Public libraries are rich repositories of stories, ideas,
information, opinions, and culture -- and are places where the human urge to communicate
is celebrated with great gusto.
But did you ever stop to think about whose stories, whose
ideas, whose information, whose opinions, and whose culture are celebrated at the public
library? Almost always, the content of public libraries is from people who live in other
cities, states, countries.
Often that content is interesting and lively. But the
opportunity to meet and connect with the creators of that information is virtually
Consider what would happen if libraries set aside
shelf-space for locally produced content. Locally produced books, sure, but also locally
produced music, video documentaries, multimedia CD-ROMs, poetry, newsletters, photographic
collections and the like. What would happen is that people within a neighborhood could
connect with one another's creative imaginations. What a novel idea! In a public library!
Libraries today are reinventing themselves, holding onto
the best practices of the past, while adopting new, invigorating practices. Community
residents should relish the chance to shape the new form of libraries.
We need to remember that libraries exist to serve
community needs. If a community feels that a library should expand its offering of locally
produced content, then the library should be both receptive and enthusiastic about meeting
that community need. The idea here is not to replace libraries' entire contents, but to
supplement existing library content with the creative work of people in the neighborhood.
Here's what happens when two people from the same
neighborhood connect with each other's ideas and creative inspirations. A bond is formed.
Two people know something about each other that they didn't know before. And we are no

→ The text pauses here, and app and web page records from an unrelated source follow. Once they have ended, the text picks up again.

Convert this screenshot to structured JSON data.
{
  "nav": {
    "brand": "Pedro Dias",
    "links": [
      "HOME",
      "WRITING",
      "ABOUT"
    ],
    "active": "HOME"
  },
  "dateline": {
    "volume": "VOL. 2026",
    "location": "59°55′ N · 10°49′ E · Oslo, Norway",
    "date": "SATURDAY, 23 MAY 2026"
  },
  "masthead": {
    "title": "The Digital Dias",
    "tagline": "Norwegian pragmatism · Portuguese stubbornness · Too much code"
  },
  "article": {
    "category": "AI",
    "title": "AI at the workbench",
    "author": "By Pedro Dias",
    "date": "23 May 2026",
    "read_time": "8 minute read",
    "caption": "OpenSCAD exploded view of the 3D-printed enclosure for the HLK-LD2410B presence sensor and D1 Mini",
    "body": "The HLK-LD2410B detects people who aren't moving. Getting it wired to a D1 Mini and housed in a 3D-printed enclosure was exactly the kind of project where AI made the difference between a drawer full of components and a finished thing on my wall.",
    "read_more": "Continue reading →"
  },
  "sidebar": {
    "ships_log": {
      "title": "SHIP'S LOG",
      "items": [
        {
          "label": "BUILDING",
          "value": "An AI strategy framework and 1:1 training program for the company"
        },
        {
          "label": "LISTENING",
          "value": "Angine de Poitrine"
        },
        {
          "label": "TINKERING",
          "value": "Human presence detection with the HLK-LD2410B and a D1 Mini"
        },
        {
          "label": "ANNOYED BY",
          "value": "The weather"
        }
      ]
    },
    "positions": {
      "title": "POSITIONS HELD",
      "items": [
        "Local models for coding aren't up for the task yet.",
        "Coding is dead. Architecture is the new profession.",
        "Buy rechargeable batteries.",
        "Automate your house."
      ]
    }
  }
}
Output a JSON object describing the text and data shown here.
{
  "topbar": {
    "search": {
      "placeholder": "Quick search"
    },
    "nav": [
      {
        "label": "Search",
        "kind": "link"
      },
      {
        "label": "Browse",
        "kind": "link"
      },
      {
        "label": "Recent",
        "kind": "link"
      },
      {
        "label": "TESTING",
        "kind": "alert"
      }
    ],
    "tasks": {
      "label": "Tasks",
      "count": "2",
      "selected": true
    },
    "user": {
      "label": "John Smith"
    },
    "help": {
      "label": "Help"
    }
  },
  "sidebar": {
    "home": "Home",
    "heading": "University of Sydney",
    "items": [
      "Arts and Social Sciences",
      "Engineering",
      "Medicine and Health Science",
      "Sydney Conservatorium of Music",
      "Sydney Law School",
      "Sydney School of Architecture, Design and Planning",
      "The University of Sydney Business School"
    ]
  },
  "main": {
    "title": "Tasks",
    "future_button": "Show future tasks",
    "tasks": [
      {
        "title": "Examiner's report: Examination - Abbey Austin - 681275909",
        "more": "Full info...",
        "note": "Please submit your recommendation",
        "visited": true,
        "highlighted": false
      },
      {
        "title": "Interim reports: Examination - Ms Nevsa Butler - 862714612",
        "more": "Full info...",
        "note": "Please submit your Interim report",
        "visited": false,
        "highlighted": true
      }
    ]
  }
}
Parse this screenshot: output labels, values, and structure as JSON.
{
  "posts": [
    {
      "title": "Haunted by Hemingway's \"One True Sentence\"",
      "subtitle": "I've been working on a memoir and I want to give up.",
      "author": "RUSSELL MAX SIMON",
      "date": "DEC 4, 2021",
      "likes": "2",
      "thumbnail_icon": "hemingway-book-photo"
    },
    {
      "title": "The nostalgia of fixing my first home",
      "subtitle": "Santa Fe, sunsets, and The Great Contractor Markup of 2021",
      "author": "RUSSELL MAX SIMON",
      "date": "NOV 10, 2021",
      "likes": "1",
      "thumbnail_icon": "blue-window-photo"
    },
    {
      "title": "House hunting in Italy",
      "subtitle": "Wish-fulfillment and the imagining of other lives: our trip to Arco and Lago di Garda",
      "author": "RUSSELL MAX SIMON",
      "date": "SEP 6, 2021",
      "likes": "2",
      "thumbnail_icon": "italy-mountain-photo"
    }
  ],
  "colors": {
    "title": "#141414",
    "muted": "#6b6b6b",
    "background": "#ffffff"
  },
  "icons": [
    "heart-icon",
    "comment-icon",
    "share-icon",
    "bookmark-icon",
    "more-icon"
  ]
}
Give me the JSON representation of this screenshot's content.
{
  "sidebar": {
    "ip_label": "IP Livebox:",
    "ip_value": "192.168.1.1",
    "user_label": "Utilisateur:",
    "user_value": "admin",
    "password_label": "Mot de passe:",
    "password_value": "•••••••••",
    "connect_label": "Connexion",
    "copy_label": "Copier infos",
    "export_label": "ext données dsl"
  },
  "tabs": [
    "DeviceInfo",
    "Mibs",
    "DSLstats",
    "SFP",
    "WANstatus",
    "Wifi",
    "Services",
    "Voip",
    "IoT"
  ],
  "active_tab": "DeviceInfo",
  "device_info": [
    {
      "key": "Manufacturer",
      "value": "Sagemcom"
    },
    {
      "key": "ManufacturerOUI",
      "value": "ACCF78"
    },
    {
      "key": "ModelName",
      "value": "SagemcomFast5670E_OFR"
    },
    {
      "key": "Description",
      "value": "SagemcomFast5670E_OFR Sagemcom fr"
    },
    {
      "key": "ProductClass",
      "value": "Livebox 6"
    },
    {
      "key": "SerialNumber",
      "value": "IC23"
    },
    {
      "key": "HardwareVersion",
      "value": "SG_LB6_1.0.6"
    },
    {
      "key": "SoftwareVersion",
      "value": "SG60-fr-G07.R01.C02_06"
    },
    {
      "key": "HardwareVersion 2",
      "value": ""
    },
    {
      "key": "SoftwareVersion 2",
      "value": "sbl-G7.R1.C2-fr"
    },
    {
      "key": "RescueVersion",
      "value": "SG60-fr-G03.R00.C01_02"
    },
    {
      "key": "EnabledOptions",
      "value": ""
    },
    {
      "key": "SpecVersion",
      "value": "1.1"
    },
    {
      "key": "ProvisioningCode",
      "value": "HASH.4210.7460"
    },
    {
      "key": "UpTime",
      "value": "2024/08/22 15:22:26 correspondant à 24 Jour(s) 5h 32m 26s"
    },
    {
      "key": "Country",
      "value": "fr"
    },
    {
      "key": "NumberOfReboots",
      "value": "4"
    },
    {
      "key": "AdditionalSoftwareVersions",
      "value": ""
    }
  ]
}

more, nor less, than the sum total of the bonds in our lives.
Have you ever been moved by a poem? Well, near where you
live a tremendously talented poet lives. Ever laughed aloud at an author's witty remarks?
The neighborhood wit lives down the street from you. Have you ever caught your breath
seeing a photograph with indescribable grace? That photographer lives next door.
A vast transformation in communications is taking place as
people rethink themselves as both information producers and consumers. We need to tap into
libraries as the central place where locally produced ideas and information can be shared.
How can overworked library staff decide which locally
produced content materials should get shelf space? The answer is quite simple. The Friends
of the Library groups can take on the role of recommending to the library the best of
locally produced content. And as more and more locally produced content takes shape in
digital form, the shelf-space requirement continually shrinks.
And if locally produced content is circulated, then a
single library shelf could accommodate up to three shelves worth of materials, for at any
given time two-thirds of the locally produced content would be checked out of the library.
If you care about community building, and the connecting
of human beings via the creative process, you need to get yourself over to a meeting of
your local Friends of the Library group. Your voice, your talents, your vision are needed
in molding the future of public libraries.
We can build libraries to be whatever shape we want them
to be. And you and I can decide the ways that libraries can best best be used for meeting
community needs. The possibilities are tantalizing, if only more people would step up to